The respondent said that he will submit the report of the SDM to show how many people have been affected.
The bench observed: “This issue came up in a 2004 judgment in the MC Mehta case where the Supreme Court had directed that all industrial units that had come up in residential areas in Delhi after 1990 should close down and stop operating.
“But nothing has happened. How are you ever going to treat the sewage from the Yamuna? You are not looking at the health of the people. According to a Times of India report this May, one person has died and ten are about to die due to the cancer. Do you know how much it costs to treat cancer? This is strict violation of Article 21,” the bench observed.
The court did not aver from rebuking the top people in the administration. “Does the chief secretary need the court’s order to do his job properly? The SC began monitoring in 1986 on all these industries.”
The respondent’s refrain was the same: “All the industries have been sealed.”
The bench also observed that the “licensing authorities gave the wrong licence.”
When the counsel for the respondent said: “We will take action; we have in house enquiry,” the bench rejected this request. “We will see how CBI enquires into the matter now,” it said.
The bench commented: “We are deeply concerned about a polluting industry sitting in a residential area. The Supreme Court had passed a direction in July 1996 for development of these industries in another area. The court had knowledge about the people who were engaged in the industry… The court has directed those industries to shift to another area. Unfortunately, according to the development of the National Capital Region Act 1885, none of the authorities has taken the step to redevelop or change the industry.
“Pollution continues to grow, affecting the citizens, and now we are faced with a situation where death is happening due to it. Steps taken for the development of national capital region are not effective.
“In this case there is report of a person who has died of cancer, because of pollution. There is a vital need for development of the NCR.
“The Delhi Police is not in position to assist the court in the effective investigation in this mater.
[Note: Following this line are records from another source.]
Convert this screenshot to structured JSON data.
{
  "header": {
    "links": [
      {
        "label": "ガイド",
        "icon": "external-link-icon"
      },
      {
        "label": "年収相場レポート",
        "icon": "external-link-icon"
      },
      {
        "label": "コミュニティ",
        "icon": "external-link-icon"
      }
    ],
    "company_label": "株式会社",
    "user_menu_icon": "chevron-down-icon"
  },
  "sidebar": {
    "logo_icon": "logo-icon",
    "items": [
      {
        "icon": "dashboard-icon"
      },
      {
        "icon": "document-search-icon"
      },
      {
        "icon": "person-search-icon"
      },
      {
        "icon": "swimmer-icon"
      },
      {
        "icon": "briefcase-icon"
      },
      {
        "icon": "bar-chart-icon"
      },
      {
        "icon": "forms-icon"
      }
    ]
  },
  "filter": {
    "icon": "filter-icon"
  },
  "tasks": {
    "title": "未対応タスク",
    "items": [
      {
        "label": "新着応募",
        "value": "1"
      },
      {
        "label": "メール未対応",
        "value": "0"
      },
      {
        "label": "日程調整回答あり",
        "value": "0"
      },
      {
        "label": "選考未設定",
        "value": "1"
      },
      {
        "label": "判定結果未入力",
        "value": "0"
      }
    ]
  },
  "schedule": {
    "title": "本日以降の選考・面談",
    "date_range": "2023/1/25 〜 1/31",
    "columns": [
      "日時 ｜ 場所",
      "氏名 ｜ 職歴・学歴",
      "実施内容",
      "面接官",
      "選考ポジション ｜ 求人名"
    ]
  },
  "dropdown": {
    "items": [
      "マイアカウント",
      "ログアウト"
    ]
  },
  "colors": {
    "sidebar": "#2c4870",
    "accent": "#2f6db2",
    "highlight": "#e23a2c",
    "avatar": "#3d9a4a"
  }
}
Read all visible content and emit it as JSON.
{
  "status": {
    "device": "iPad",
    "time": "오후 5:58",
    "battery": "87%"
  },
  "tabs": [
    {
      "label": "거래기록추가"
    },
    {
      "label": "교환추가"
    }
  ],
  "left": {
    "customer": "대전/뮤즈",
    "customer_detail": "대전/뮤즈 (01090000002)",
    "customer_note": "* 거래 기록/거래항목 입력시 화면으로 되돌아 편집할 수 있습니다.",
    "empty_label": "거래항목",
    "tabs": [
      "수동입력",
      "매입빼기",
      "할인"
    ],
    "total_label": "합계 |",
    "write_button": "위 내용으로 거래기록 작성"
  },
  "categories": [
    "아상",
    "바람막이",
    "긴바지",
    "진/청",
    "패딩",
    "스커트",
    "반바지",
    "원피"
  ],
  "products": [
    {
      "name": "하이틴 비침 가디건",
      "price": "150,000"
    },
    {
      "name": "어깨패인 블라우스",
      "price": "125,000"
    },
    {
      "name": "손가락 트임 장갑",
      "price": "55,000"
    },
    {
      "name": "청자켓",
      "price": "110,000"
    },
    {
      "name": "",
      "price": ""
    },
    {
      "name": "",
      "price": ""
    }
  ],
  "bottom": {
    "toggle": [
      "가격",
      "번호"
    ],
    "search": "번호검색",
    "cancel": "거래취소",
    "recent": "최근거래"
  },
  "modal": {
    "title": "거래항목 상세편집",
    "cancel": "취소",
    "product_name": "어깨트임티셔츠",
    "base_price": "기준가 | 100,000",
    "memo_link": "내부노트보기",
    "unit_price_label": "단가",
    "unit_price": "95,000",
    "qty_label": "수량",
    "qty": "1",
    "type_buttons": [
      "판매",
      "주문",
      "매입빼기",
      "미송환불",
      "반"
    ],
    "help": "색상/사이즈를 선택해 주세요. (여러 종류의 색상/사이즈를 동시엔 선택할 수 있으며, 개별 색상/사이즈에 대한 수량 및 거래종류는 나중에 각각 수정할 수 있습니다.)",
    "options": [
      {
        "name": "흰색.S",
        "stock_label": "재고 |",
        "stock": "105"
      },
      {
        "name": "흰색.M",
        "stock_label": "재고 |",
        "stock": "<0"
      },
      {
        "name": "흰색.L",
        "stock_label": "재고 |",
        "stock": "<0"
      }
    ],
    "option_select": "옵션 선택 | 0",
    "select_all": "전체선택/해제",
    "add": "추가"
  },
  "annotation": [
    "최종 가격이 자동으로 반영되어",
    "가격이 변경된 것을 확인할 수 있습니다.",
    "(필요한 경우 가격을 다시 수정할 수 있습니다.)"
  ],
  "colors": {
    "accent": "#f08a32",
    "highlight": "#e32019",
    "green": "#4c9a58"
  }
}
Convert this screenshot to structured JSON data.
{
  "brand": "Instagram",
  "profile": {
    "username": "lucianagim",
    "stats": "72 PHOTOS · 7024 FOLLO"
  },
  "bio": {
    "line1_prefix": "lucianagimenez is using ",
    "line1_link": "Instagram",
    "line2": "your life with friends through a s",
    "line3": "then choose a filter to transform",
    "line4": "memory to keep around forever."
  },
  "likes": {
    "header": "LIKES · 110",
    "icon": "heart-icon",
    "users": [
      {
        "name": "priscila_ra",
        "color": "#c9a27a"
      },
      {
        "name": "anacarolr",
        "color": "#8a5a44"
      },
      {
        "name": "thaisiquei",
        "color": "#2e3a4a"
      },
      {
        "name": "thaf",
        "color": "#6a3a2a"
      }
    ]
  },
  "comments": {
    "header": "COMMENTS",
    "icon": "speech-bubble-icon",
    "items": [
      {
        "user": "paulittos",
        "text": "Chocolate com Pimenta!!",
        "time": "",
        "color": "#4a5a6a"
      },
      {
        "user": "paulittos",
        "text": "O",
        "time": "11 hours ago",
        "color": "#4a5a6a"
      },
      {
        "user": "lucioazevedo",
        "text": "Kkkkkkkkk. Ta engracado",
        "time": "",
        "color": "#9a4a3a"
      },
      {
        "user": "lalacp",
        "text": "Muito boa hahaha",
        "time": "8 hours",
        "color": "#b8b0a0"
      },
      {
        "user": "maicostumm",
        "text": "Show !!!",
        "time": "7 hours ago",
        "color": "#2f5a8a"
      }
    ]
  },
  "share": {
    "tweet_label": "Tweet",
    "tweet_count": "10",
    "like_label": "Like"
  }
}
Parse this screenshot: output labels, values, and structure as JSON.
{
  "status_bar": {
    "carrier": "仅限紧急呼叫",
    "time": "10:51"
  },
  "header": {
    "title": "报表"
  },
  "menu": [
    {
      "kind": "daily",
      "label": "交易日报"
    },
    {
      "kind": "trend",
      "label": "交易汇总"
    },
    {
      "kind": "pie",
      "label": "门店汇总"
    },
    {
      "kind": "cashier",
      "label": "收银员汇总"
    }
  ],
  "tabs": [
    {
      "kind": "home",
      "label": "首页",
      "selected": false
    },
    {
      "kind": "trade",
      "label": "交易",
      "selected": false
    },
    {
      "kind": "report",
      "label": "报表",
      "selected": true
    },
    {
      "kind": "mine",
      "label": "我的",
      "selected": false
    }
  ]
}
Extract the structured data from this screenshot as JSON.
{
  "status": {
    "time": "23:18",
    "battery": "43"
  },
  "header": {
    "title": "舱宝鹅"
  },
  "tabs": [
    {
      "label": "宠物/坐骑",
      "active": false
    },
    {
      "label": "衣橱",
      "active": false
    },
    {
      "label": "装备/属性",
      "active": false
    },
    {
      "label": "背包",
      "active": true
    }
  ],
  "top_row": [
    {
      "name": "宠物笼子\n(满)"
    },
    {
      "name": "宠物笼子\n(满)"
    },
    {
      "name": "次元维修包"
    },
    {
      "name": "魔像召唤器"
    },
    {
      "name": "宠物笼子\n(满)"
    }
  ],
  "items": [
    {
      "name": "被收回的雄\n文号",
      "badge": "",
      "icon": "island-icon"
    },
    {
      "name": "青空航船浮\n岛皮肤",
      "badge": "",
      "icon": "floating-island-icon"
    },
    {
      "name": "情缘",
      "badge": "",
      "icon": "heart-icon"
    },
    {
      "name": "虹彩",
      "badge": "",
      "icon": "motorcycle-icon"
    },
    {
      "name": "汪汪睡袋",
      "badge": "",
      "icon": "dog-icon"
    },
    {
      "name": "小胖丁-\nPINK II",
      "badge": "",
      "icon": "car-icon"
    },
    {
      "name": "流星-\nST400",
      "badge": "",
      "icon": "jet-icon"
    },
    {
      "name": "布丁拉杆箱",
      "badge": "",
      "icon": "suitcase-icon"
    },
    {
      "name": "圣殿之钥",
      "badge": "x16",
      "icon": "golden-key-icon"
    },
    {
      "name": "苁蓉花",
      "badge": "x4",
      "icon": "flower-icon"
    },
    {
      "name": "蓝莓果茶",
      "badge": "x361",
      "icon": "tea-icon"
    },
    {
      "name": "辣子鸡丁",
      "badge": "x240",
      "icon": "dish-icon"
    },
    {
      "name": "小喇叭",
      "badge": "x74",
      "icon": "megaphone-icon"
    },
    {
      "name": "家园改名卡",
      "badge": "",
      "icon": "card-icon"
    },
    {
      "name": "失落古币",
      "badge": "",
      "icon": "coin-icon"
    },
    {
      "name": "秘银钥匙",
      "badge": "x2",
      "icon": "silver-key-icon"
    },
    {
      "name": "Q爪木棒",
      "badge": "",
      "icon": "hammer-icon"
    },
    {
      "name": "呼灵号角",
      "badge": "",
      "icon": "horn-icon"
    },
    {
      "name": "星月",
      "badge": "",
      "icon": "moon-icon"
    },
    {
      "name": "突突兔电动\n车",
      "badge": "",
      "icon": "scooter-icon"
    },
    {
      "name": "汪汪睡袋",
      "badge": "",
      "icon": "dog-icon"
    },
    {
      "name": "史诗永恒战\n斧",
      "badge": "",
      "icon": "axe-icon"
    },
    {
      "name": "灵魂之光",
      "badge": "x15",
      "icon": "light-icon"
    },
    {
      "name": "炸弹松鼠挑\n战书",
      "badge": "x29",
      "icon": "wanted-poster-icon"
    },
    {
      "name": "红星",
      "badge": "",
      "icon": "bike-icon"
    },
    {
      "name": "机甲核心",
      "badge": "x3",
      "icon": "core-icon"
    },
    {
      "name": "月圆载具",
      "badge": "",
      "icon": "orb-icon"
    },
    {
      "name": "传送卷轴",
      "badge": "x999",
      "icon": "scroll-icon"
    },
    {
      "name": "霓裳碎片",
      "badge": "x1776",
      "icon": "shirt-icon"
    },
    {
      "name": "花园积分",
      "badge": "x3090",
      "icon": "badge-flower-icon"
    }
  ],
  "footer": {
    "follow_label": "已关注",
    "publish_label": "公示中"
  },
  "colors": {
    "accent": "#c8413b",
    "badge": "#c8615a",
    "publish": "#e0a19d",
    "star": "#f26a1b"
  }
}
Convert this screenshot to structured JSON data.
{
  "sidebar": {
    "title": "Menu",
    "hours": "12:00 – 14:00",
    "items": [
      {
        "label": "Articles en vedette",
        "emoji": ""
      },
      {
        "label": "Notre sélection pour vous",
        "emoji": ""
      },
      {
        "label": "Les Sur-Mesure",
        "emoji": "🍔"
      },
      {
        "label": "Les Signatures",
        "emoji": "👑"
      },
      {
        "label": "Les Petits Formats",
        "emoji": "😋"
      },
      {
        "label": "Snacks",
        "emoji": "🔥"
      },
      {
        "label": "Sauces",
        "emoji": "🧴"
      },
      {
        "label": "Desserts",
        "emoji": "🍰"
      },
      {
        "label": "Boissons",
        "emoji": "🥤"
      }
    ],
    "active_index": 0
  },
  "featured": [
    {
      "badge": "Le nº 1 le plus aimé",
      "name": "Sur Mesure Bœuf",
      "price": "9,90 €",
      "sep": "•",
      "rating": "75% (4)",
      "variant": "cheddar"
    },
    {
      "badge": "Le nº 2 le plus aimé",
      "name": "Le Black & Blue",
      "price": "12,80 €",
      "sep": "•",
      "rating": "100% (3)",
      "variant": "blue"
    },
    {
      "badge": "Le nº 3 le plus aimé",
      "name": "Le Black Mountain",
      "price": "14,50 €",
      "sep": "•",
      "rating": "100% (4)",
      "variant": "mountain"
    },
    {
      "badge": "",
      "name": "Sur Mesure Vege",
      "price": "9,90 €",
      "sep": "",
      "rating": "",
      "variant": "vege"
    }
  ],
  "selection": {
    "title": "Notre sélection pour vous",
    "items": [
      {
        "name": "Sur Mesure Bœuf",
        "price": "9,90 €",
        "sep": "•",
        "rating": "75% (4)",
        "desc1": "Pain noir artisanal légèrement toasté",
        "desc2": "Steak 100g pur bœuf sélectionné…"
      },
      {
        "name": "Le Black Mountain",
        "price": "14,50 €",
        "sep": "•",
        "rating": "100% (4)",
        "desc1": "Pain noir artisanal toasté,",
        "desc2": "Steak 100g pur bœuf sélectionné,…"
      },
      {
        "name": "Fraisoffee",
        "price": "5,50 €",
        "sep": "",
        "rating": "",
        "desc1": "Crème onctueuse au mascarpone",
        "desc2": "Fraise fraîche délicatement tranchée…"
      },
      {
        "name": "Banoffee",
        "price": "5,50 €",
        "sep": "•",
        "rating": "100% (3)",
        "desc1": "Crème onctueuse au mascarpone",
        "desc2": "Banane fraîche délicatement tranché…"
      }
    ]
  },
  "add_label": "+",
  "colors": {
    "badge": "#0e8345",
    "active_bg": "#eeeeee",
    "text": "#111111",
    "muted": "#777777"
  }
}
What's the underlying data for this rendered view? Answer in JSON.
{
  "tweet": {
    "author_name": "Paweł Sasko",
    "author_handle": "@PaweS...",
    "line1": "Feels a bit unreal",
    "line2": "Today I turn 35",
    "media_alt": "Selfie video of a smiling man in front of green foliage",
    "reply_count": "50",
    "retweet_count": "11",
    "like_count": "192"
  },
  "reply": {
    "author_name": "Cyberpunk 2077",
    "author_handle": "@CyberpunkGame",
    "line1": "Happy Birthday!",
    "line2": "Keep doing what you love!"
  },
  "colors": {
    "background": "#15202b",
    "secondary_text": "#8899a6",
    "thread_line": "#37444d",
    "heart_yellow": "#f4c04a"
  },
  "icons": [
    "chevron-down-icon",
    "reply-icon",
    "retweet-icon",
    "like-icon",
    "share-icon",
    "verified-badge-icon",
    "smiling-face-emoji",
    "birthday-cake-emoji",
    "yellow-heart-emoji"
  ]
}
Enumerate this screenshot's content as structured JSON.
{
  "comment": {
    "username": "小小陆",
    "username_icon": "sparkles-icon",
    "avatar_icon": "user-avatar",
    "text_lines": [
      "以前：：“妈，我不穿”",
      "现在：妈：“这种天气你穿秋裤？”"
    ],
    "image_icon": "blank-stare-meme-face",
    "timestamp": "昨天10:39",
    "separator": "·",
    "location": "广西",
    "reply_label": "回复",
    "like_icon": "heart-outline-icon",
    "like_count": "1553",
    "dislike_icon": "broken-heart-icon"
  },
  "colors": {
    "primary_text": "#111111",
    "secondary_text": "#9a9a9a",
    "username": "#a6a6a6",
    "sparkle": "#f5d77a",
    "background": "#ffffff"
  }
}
That is why we direct this matter to the CBI and Director of CBI to investigate into the unauthorised commercial activity in Shiv Vihar.
—India Legal Bureau